(WHAT YOU HAVE TO DO) Produce a word-for-word restatement of the lines from the line with "What's the underlying" to the end of the listing below, inclusive.

(DATA EXCERPTS)
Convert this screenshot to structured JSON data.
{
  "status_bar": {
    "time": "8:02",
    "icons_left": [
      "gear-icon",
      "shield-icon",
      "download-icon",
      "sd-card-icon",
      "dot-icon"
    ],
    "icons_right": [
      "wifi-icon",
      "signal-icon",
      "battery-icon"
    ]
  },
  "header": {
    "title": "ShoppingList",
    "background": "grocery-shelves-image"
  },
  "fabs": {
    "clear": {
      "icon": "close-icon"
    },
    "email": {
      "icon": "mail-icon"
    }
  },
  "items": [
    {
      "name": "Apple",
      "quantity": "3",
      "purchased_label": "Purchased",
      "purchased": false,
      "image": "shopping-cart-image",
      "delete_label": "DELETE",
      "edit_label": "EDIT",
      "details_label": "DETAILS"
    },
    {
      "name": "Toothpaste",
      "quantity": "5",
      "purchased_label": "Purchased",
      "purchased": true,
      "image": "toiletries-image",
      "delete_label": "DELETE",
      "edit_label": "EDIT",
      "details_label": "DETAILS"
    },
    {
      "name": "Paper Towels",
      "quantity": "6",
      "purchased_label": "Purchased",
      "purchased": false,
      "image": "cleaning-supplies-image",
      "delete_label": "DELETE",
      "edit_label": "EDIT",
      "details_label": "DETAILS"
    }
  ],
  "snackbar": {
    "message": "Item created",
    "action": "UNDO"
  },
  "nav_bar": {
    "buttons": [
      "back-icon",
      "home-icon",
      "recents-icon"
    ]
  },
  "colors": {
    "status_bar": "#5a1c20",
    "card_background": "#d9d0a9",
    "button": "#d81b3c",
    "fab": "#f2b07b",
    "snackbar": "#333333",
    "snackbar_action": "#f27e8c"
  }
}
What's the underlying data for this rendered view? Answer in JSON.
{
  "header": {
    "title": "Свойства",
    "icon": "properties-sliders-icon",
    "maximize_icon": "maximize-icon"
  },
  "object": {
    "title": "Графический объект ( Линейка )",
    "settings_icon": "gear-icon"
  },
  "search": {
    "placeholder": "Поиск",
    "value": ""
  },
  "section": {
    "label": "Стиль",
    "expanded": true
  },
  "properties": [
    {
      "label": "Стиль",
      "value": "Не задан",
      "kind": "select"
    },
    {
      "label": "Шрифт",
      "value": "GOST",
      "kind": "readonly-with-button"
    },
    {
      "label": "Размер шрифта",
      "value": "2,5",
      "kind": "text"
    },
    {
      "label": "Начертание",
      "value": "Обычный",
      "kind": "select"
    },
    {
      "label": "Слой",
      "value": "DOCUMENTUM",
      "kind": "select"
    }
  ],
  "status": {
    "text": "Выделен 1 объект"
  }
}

(SOLUTION TO THIS PROBLEM)
What's the underlying data for this rendered view? Answer in JSON.
{
  "header": {
    "title": "Свойства",
    "icon": "properties-sliders-icon",
    "maximize_icon": "maximize-icon"
  },
  "object": {
    "title": "Графический объект ( Линейка )",
    "settings_icon": "gear-icon"
  },
  "search": {
    "placeholder": "Поиск",
    "value": ""
  },
  "section": {
    "label": "Стиль",
    "expanded": true
  },
  "properties": [
    {
      "label": "Стиль",
      "value": "Не задан",
      "kind": "select"
    },
    {
      "label": "Шрифт",
      "value": "GOST",
      "kind": "readonly-with-button"
    },
    {
      "label": "Размер шрифта",
      "value": "2,5",
      "kind": "text"
    },
    {
      "label": "Начертание",
      "value": "Обычный",
      "kind": "select"
    },
    {
      "label": "Слой",
      "value": "DOCUMENTUM",
      "kind": "select"
    }
  ],
  "status": {
    "text": "Выделен 1 объект"
  }
}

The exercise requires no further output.